◆ Work instructions ◆
The response should consist of every line below, restated exactly, with no pictures.

◆ Material for this exercise ◆
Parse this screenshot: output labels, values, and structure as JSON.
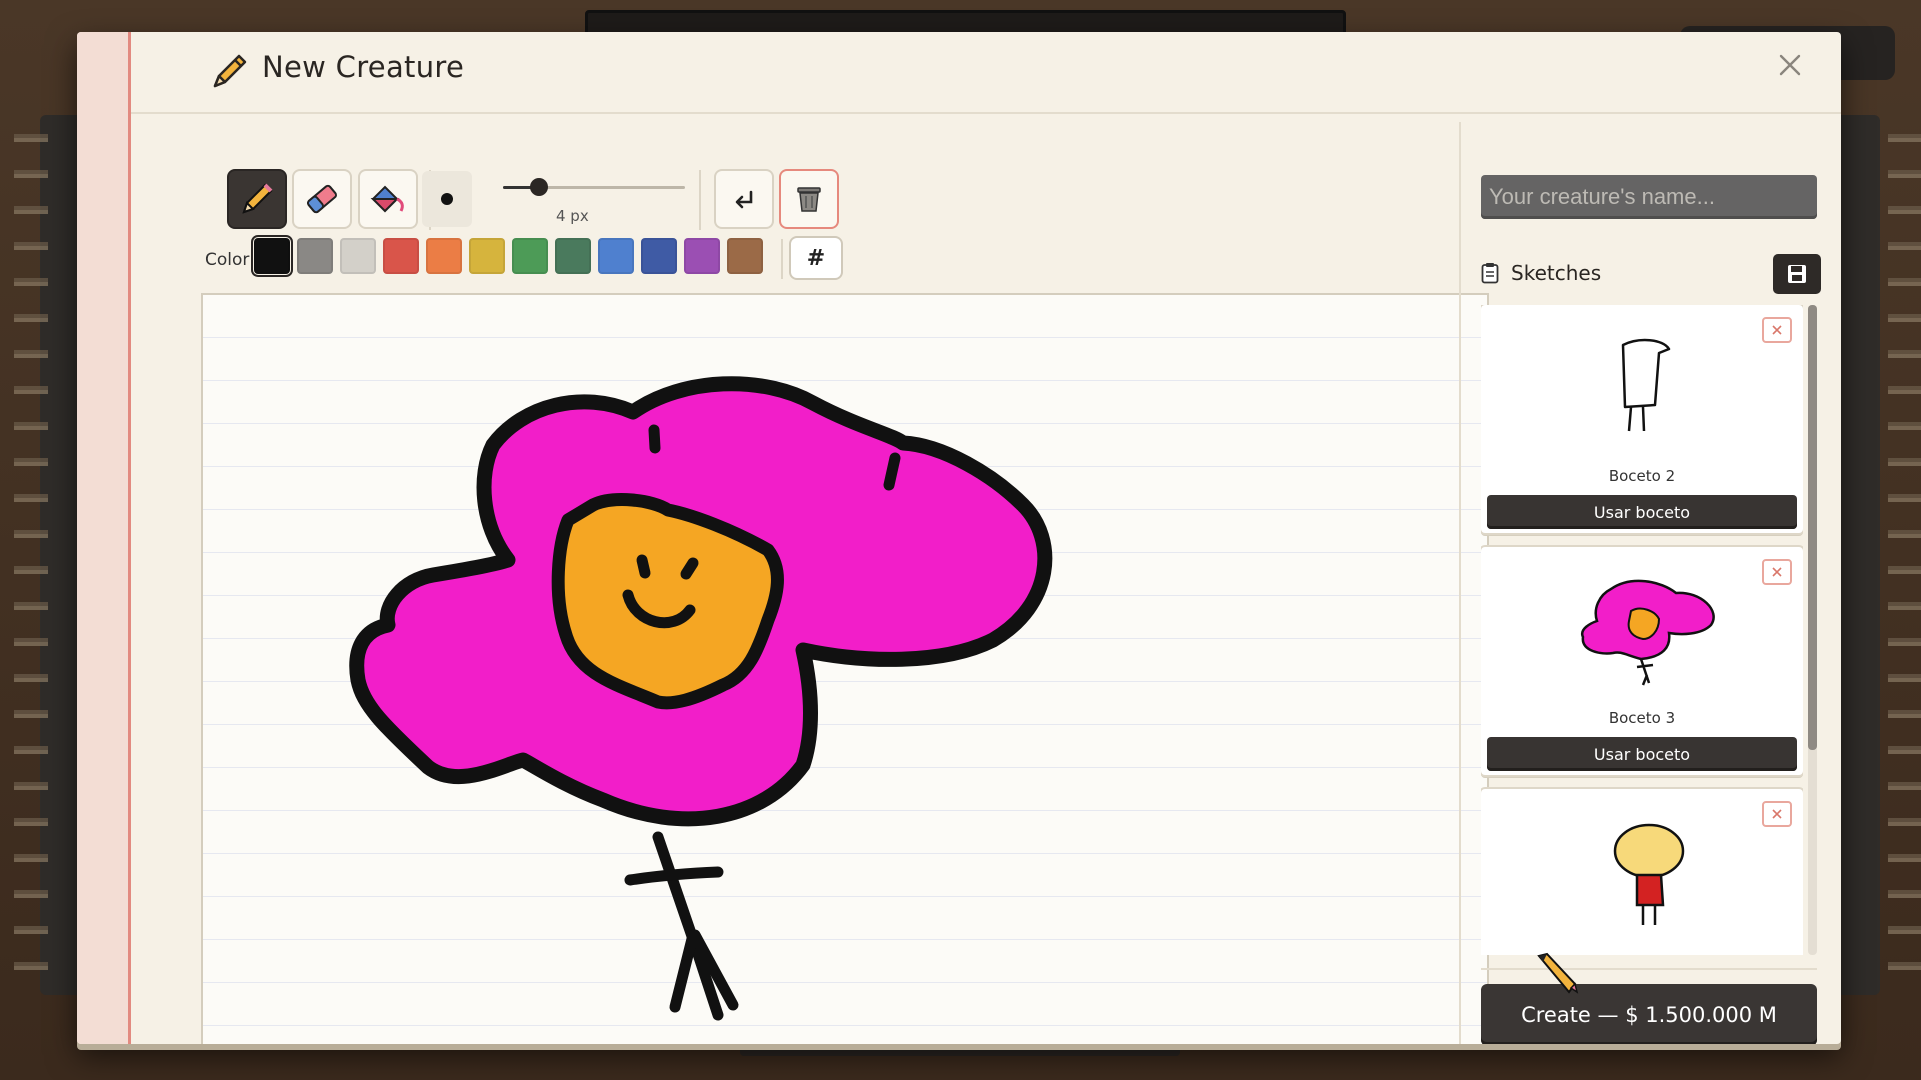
{
  "dialog": {
    "title": "New Creature",
    "close_icon": "close-icon"
  },
  "toolbar": {
    "tools": [
      {
        "name": "pencil",
        "icon": "pencil-icon",
        "active": true
      },
      {
        "name": "eraser",
        "icon": "eraser-icon",
        "active": false
      },
      {
        "name": "fill",
        "icon": "paint-bucket-icon",
        "active": false
      }
    ],
    "brush_size_label": "4 px",
    "brush_size_fraction": 0.2,
    "undo_icon": "undo-icon",
    "clear_icon": "trash-icon"
  },
  "palette": {
    "label": "Color:",
    "selected": "#111111",
    "colors": [
      "#111111",
      "#8a8885",
      "#d3d0c9",
      "#d9554a",
      "#eb7d45",
      "#d6b43d",
      "#4d9b57",
      "#4a7a5d",
      "#4f80cf",
      "#3f5ba5",
      "#9b4fb3",
      "#9b6a47"
    ],
    "custom_label": "#"
  },
  "drawing": {
    "petal_color": "#f21ec9",
    "center_color": "#f5a623",
    "stroke_color": "#111111"
  },
  "creature": {
    "name_placeholder": "Your creature's name..."
  },
  "sketches": {
    "title": "Sketches",
    "save_icon": "save-icon",
    "items": [
      {
        "name": "Boceto 2",
        "use_label": "Usar boceto"
      },
      {
        "name": "Boceto 3",
        "use_label": "Usar boceto"
      },
      {
        "name": "",
        "use_label": ""
      }
    ]
  },
  "create": {
    "label": "Create — $ 1.500.000 M"
  }
}
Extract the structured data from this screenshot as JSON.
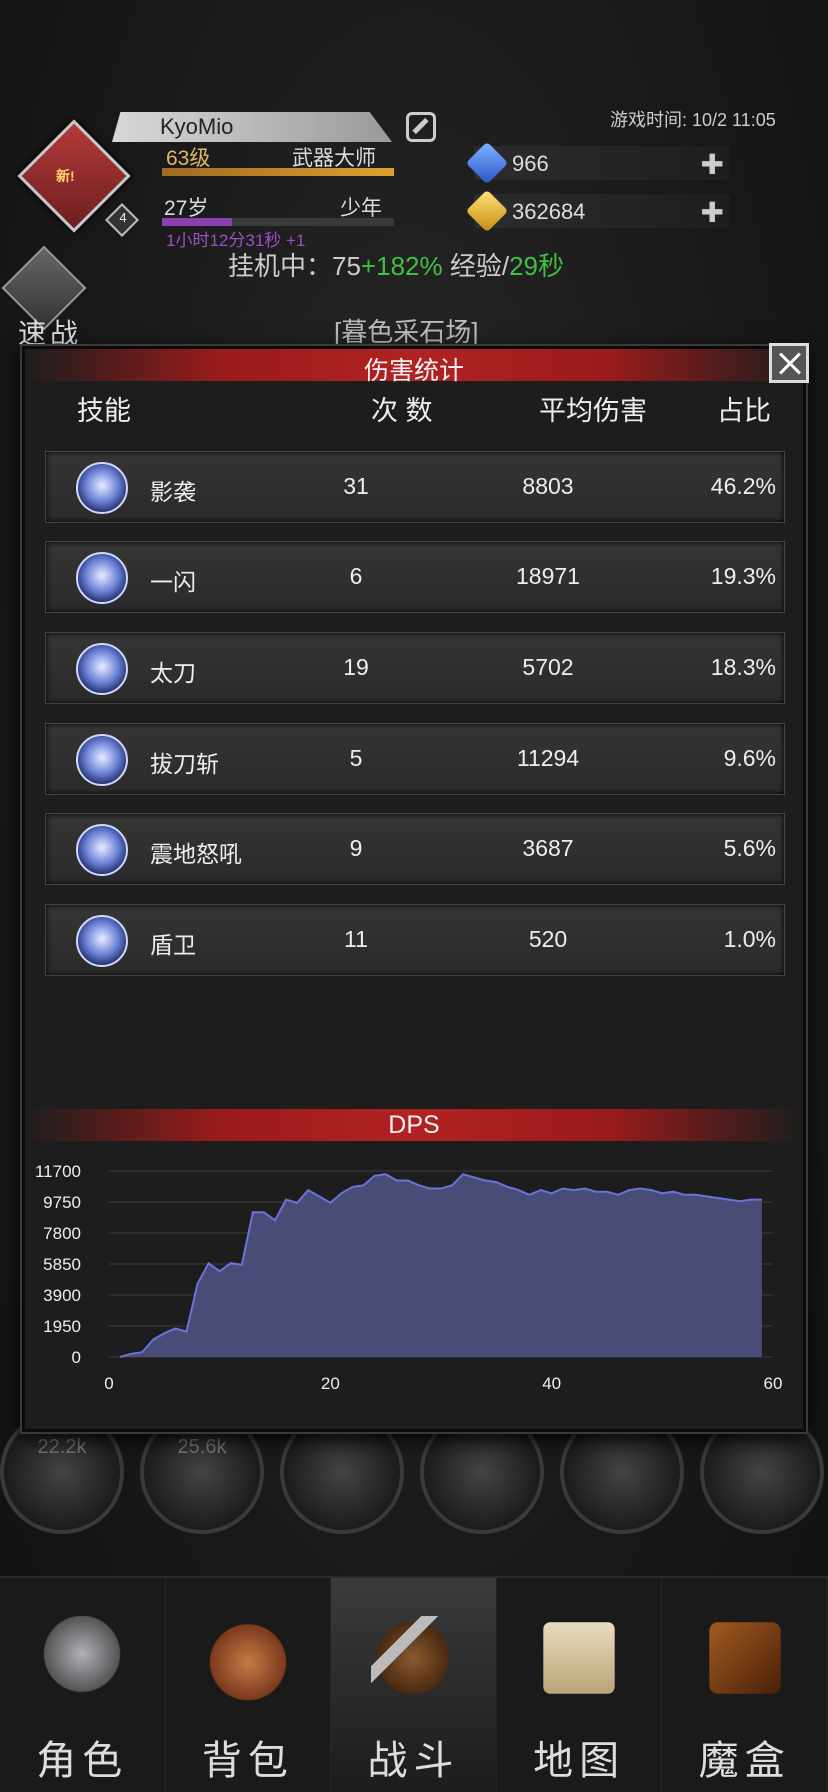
{
  "header": {
    "player_name": "KyoMio",
    "new_tag": "新!",
    "avatar_level": "4",
    "level": "63级",
    "class": "武器大师",
    "age": "27岁",
    "age_stage": "少年",
    "age_timer": "1小时12分31秒 +1",
    "game_time": "游戏时间: 10/2 11:05",
    "resources": [
      {
        "icon": "blue-gem-icon",
        "value": "966"
      },
      {
        "icon": "gold-gem-icon",
        "value": "362684"
      }
    ],
    "afk_prefix": "挂机中：75",
    "afk_bonus": "+182%",
    "afk_exp_label": " 经验/",
    "afk_exp_time": "29秒",
    "quick_battle": "速战",
    "location": "[暮色采石场]"
  },
  "modal": {
    "title": "伤害统计",
    "columns": {
      "skill": "技能",
      "count": "次 数",
      "avg": "平均伤害",
      "pct": "占比"
    },
    "rows": [
      {
        "icon": "shadow-strike-icon",
        "name": "影袭",
        "count": "31",
        "avg": "8803",
        "pct": "46.2%"
      },
      {
        "icon": "flash-icon",
        "name": "一闪",
        "count": "6",
        "avg": "18971",
        "pct": "19.3%"
      },
      {
        "icon": "katana-icon",
        "name": "太刀",
        "count": "19",
        "avg": "5702",
        "pct": "18.3%"
      },
      {
        "icon": "iaido-icon",
        "name": "拔刀斩",
        "count": "5",
        "avg": "11294",
        "pct": "9.6%"
      },
      {
        "icon": "roar-icon",
        "name": "震地怒吼",
        "count": "9",
        "avg": "3687",
        "pct": "5.6%"
      },
      {
        "icon": "shield-guard-icon",
        "name": "盾卫",
        "count": "11",
        "avg": "520",
        "pct": "1.0%"
      }
    ],
    "dps_title": "DPS"
  },
  "chart_data": {
    "type": "area",
    "title": "DPS",
    "xlim": [
      0,
      60
    ],
    "ylim": [
      0,
      11700
    ],
    "x_ticks": [
      0,
      20,
      40,
      60
    ],
    "y_ticks": [
      0,
      1950,
      3900,
      5850,
      7800,
      9750,
      11700
    ],
    "color": "#4a4c78",
    "line_color": "#6a73d8",
    "x": [
      1,
      2,
      3,
      4,
      5,
      6,
      7,
      8,
      9,
      10,
      11,
      12,
      13,
      14,
      15,
      16,
      17,
      18,
      19,
      20,
      21,
      22,
      23,
      24,
      25,
      26,
      27,
      28,
      29,
      30,
      31,
      32,
      33,
      34,
      35,
      36,
      37,
      38,
      39,
      40,
      41,
      42,
      43,
      44,
      45,
      46,
      47,
      48,
      49,
      50,
      51,
      52,
      53,
      54,
      55,
      56,
      57,
      58,
      59
    ],
    "y": [
      0,
      200,
      300,
      1100,
      1500,
      1800,
      1600,
      4600,
      5900,
      5400,
      5900,
      5800,
      9100,
      9100,
      8600,
      9900,
      9700,
      10500,
      10100,
      9700,
      10300,
      10700,
      10800,
      11400,
      11500,
      11100,
      11100,
      10800,
      10600,
      10600,
      10800,
      11500,
      11300,
      11100,
      11000,
      10700,
      10500,
      10200,
      10500,
      10300,
      10600,
      10500,
      10600,
      10400,
      10400,
      10200,
      10500,
      10600,
      10500,
      10300,
      10400,
      10200,
      10200,
      10100,
      10000,
      9900,
      9800,
      9900,
      9900
    ]
  },
  "nav": [
    {
      "label": "角色",
      "icon": "helmet-icon"
    },
    {
      "label": "背包",
      "icon": "backpack-icon"
    },
    {
      "label": "战斗",
      "icon": "sword-shield-icon"
    },
    {
      "label": "地图",
      "icon": "scroll-map-icon"
    },
    {
      "label": "魔盒",
      "icon": "magic-box-icon"
    }
  ],
  "bottom_circles": [
    "22.2k",
    "25.6k",
    "",
    "",
    "",
    ""
  ]
}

◆ Result of the task ◆
Parse this screenshot: output labels, values, and structure as JSON.
{
  "dialog": {
    "title": "New Creature",
    "close_icon": "close-icon"
  },
  "toolbar": {
    "tools": [
      {
        "name": "pencil",
        "icon": "pencil-icon",
        "active": true
      },
      {
        "name": "eraser",
        "icon": "eraser-icon",
        "active": false
      },
      {
        "name": "fill",
        "icon": "paint-bucket-icon",
        "active": false
      }
    ],
    "brush_size_label": "4 px",
    "brush_size_fraction": 0.2,
    "undo_icon": "undo-icon",
    "clear_icon": "trash-icon"
  },
  "palette": {
    "label": "Color:",
    "selected": "#111111",
    "colors": [
      "#111111",
      "#8a8885",
      "#d3d0c9",
      "#d9554a",
      "#eb7d45",
      "#d6b43d",
      "#4d9b57",
      "#4a7a5d",
      "#4f80cf",
      "#3f5ba5",
      "#9b4fb3",
      "#9b6a47"
    ],
    "custom_label": "#"
  },
  "drawing": {
    "petal_color": "#f21ec9",
    "center_color": "#f5a623",
    "stroke_color": "#111111"
  },
  "creature": {
    "name_placeholder": "Your creature's name..."
  },
  "sketches": {
    "title": "Sketches",
    "save_icon": "save-icon",
    "items": [
      {
        "name": "Boceto 2",
        "use_label": "Usar boceto"
      },
      {
        "name": "Boceto 3",
        "use_label": "Usar boceto"
      },
      {
        "name": "",
        "use_label": ""
      }
    ]
  },
  "create": {
    "label": "Create — $ 1.500.000 M"
  }
}
Extract the structured data from this screenshot as JSON.
{
  "header": {
    "player_name": "KyoMio",
    "new_tag": "新!",
    "avatar_level": "4",
    "level": "63级",
    "class": "武器大师",
    "age": "27岁",
    "age_stage": "少年",
    "age_timer": "1小时12分31秒 +1",
    "game_time": "游戏时间: 10/2 11:05",
    "resources": [
      {
        "icon": "blue-gem-icon",
        "value": "966"
      },
      {
        "icon": "gold-gem-icon",
        "value": "362684"
      }
    ],
    "afk_prefix": "挂机中：75",
    "afk_bonus": "+182%",
    "afk_exp_label": " 经验/",
    "afk_exp_time": "29秒",
    "quick_battle": "速战",
    "location": "[暮色采石场]"
  },
  "modal": {
    "title": "伤害统计",
    "columns": {
      "skill": "技能",
      "count": "次 数",
      "avg": "平均伤害",
      "pct": "占比"
    },
    "rows": [
      {
        "icon": "shadow-strike-icon",
        "name": "影袭",
        "count": "31",
        "avg": "8803",
        "pct": "46.2%"
      },
      {
        "icon": "flash-icon",
        "name": "一闪",
        "count": "6",
        "avg": "18971",
        "pct": "19.3%"
      },
      {
        "icon": "katana-icon",
        "name": "太刀",
        "count": "19",
        "avg": "5702",
        "pct": "18.3%"
      },
      {
        "icon": "iaido-icon",
        "name": "拔刀斩",
        "count": "5",
        "avg": "11294",
        "pct": "9.6%"
      },
      {
        "icon": "roar-icon",
        "name": "震地怒吼",
        "count": "9",
        "avg": "3687",
        "pct": "5.6%"
      },
      {
        "icon": "shield-guard-icon",
        "name": "盾卫",
        "count": "11",
        "avg": "520",
        "pct": "1.0%"
      }
    ],
    "dps_title": "DPS"
  },
  "chart_data": {
    "type": "area",
    "title": "DPS",
    "xlim": [
      0,
      60
    ],
    "ylim": [
      0,
      11700
    ],
    "x_ticks": [
      0,
      20,
      40,
      60
    ],
    "y_ticks": [
      0,
      1950,
      3900,
      5850,
      7800,
      9750,
      11700
    ],
    "color": "#4a4c78",
    "line_color": "#6a73d8",
    "x": [
      1,
      2,
      3,
      4,
      5,
      6,
      7,
      8,
      9,
      10,
      11,
      12,
      13,
      14,
      15,
      16,
      17,
      18,
      19,
      20,
      21,
      22,
      23,
      24,
      25,
      26,
      27,
      28,
      29,
      30,
      31,
      32,
      33,
      34,
      35,
      36,
      37,
      38,
      39,
      40,
      41,
      42,
      43,
      44,
      45,
      46,
      47,
      48,
      49,
      50,
      51,
      52,
      53,
      54,
      55,
      56,
      57,
      58,
      59
    ],
    "y": [
      0,
      200,
      300,
      1100,
      1500,
      1800,
      1600,
      4600,
      5900,
      5400,
      5900,
      5800,
      9100,
      9100,
      8600,
      9900,
      9700,
      10500,
      10100,
      9700,
      10300,
      10700,
      10800,
      11400,
      11500,
      11100,
      11100,
      10800,
      10600,
      10600,
      10800,
      11500,
      11300,
      11100,
      11000,
      10700,
      10500,
      10200,
      10500,
      10300,
      10600,
      10500,
      10600,
      10400,
      10400,
      10200,
      10500,
      10600,
      10500,
      10300,
      10400,
      10200,
      10200,
      10100,
      10000,
      9900,
      9800,
      9900,
      9900
    ]
  },
  "nav": [
    {
      "label": "角色",
      "icon": "helmet-icon"
    },
    {
      "label": "背包",
      "icon": "backpack-icon"
    },
    {
      "label": "战斗",
      "icon": "sword-shield-icon"
    },
    {
      "label": "地图",
      "icon": "scroll-map-icon"
    },
    {
      "label": "魔盒",
      "icon": "magic-box-icon"
    }
  ],
  "bottom_circles": [
    "22.2k",
    "25.6k",
    "",
    "",
    "",
    ""
  ]
}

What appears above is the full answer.